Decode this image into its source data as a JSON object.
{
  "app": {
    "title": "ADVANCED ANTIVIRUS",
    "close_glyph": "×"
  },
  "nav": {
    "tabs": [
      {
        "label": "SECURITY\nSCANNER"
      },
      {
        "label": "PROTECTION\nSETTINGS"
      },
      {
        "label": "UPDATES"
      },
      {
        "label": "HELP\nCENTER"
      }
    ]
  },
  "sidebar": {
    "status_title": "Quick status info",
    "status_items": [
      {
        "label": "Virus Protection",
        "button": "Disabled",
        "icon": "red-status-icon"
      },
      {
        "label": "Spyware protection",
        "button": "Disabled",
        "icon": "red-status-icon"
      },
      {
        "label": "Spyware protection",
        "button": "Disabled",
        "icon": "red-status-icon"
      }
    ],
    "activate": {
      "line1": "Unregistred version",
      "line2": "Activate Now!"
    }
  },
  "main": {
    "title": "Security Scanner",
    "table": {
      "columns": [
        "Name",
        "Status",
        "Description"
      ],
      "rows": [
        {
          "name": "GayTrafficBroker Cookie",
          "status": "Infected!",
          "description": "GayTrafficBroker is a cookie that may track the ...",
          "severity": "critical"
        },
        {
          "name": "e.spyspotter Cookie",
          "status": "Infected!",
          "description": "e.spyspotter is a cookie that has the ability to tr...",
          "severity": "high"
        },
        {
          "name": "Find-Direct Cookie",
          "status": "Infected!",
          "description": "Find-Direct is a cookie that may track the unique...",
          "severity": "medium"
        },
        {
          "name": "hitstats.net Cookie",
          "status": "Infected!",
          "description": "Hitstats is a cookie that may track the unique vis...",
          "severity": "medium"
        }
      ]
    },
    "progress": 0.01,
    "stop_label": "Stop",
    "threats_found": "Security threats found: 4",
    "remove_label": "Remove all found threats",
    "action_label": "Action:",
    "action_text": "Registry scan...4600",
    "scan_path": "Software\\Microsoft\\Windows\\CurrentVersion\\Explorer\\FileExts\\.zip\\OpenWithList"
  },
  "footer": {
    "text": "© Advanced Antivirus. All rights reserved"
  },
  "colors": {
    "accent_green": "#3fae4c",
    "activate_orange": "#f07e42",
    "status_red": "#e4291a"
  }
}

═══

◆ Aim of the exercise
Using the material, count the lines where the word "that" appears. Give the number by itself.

◆ Response area
4